It’s not an old school Christian film that alienates and judges or is cheesy. It is heartbreaking. It’s powerful. It’s real.
Joel Courtney, actor
I agree 100% with Courtney’s depiction of the film. It was quite enjoyable and it was incredibly powerful and moving, even for a non-believer like myself. I found myself enthralled in the story and enjoying every moment of the performances. The cast were phenomenal and truly delivered outstanding portrayals of real life people. Sadly, like I said at the beginning, they made me believe that these were good people and that isn’t entirely the case.
When I watched the film, I found myself reading numerous articles about the three men involved, including their Wikipedia pages. As I prepared for this review, I revisited the pages and was surprised to see how much the content had changed. During the month of February, a small group of individuals made massive changes to the Wikipedia pages to change how many would view these people when reading about them. Some of these items change how you view the individuals and I think that context is important. Lonnie Frisbee, for example, was gay and eventually excommunicated from the churches he helped build. These churches, that are portrayed as nothing but love in the film, clearly have issues with loving everyone equally. Smith was among a group of Pastors who, according to the Los Angeles Times, claimed that 9/11 was God’s wrath for “homosexual lifestyles” and abortion.

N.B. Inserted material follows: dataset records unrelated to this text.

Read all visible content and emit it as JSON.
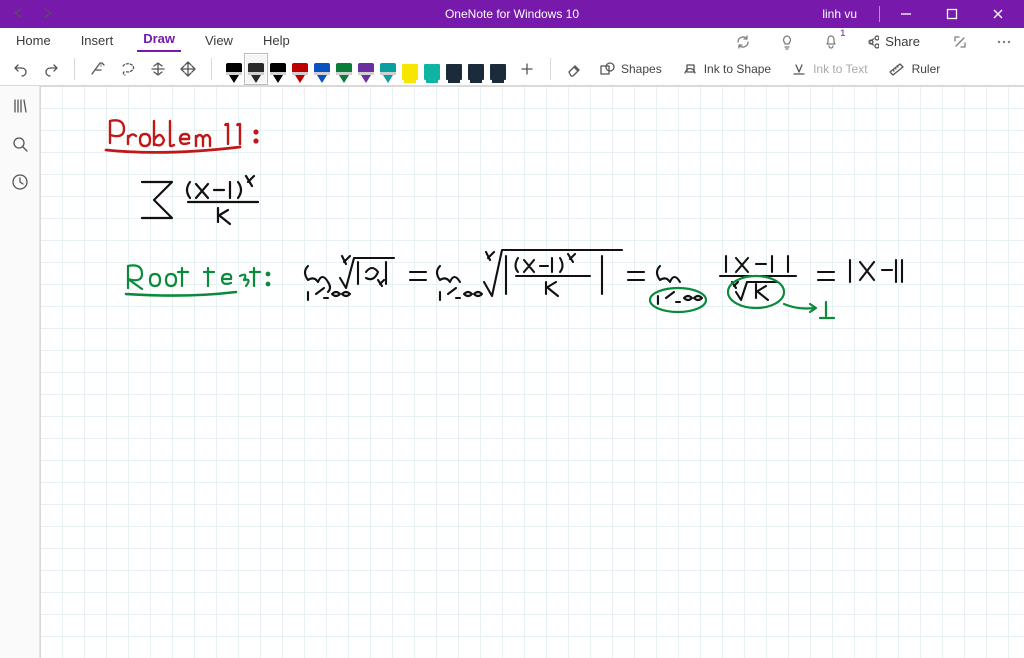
{
  "titlebar": {
    "app": "OneNote for Windows 10",
    "user": "linh vu"
  },
  "menus": {
    "home": "Home",
    "insert": "Insert",
    "draw": "Draw",
    "view": "View",
    "help": "Help",
    "share": "Share",
    "notification_count": "1"
  },
  "ribbon": {
    "shapes": "Shapes",
    "ink_to_shape": "Ink to Shape",
    "ink_to_text": "Ink to Text",
    "ruler": "Ruler"
  },
  "pens": [
    {
      "name": "pen-black-thin",
      "color": "#000000",
      "selected": false
    },
    {
      "name": "pen-black-thick",
      "color": "#2a2a2a",
      "selected": true
    },
    {
      "name": "pen-black-3",
      "color": "#000000",
      "selected": false
    },
    {
      "name": "pen-red",
      "color": "#c00000",
      "selected": false
    },
    {
      "name": "pen-blue",
      "color": "#0a52c2",
      "selected": false
    },
    {
      "name": "pen-green",
      "color": "#0a7d3a",
      "selected": false
    },
    {
      "name": "pen-purple",
      "color": "#6b2fa0",
      "selected": false
    },
    {
      "name": "pen-teal",
      "color": "#0aa0a0",
      "selected": false
    },
    {
      "name": "hl-yellow",
      "color": "#f6e600",
      "selected": false,
      "highlighter": true
    },
    {
      "name": "hl-teal",
      "color": "#0fb5a2",
      "selected": false,
      "highlighter": true
    },
    {
      "name": "hl-dark1",
      "color": "#1b2b3a",
      "selected": false,
      "highlighter": true
    },
    {
      "name": "hl-dark2",
      "color": "#1b2b3a",
      "selected": false,
      "highlighter": true
    },
    {
      "name": "hl-dark3",
      "color": "#1b2b3a",
      "selected": false,
      "highlighter": true
    }
  ],
  "handwriting": {
    "title": "Problem 11 :",
    "series_expr": "Σ (x−1)^k / k",
    "label_root_test": "Root test :",
    "work": "lim_{k→∞} k√|a_k| = lim_{k→∞} k√|(x−1)^k / k| = lim_{k→∞} |x−1| / k√k = |x−1|",
    "annotation": "k√k → 1"
  }
}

This is not the Chuck Smith that we see in the film, nor do we get any indication that Frisbee was a gay man whose death is attributed to AIDS. Instead, Smith is shown in a positive light and a big part of who Frisbee was as a person was cut away and hidden from the viewer. This leaves me feeling very conflicted. The film was well done and was truly powerful (as Courtney said), but it shows us half truths and tries to maintain a positive view of the church. I guess this makes sense when you remember that the book was written by one of these three men, himself a senior pastor at a church that he founded and that the movie was produced by a Christian production company.
I do highly recommend viewing this film, but remember that you are seeing the story through the rose-coloured glasses of someone whose life was saved and drastically changed because of these events. You are not getting a historical view of the events, but the tainted memories of a single individual. That doesn’t change the quality of the film, but it does mean that you need to shift your perspective and understanding while watching it.
Jesus Revolution was released in theatres on February 24.
Movie title: Jesus Revolution
Movie description: In the 1970s, young Greg Laurie (Joel Courtney) is searching for all the right things in all the wrong places: until he meets Lonnie Frisbee (Jonathan Roumie), a charismatic hippie-street-preacher. Together with Pastor Chuck Smith (Kelsey Grammer), they open the doors of Smith’s languishing church to an unexpected revival of radical and newfound love, leading to a JESUS REVOLUTION that changed the world.
Date published: 2023-02-24
Director(s): Jon Erwin, Brent McCorkle
Actor(s): Joel Courtney, Jonathan Roumie, Kimberly Williams-Paisley, Anna Grace Barlow, Kelsey Grammer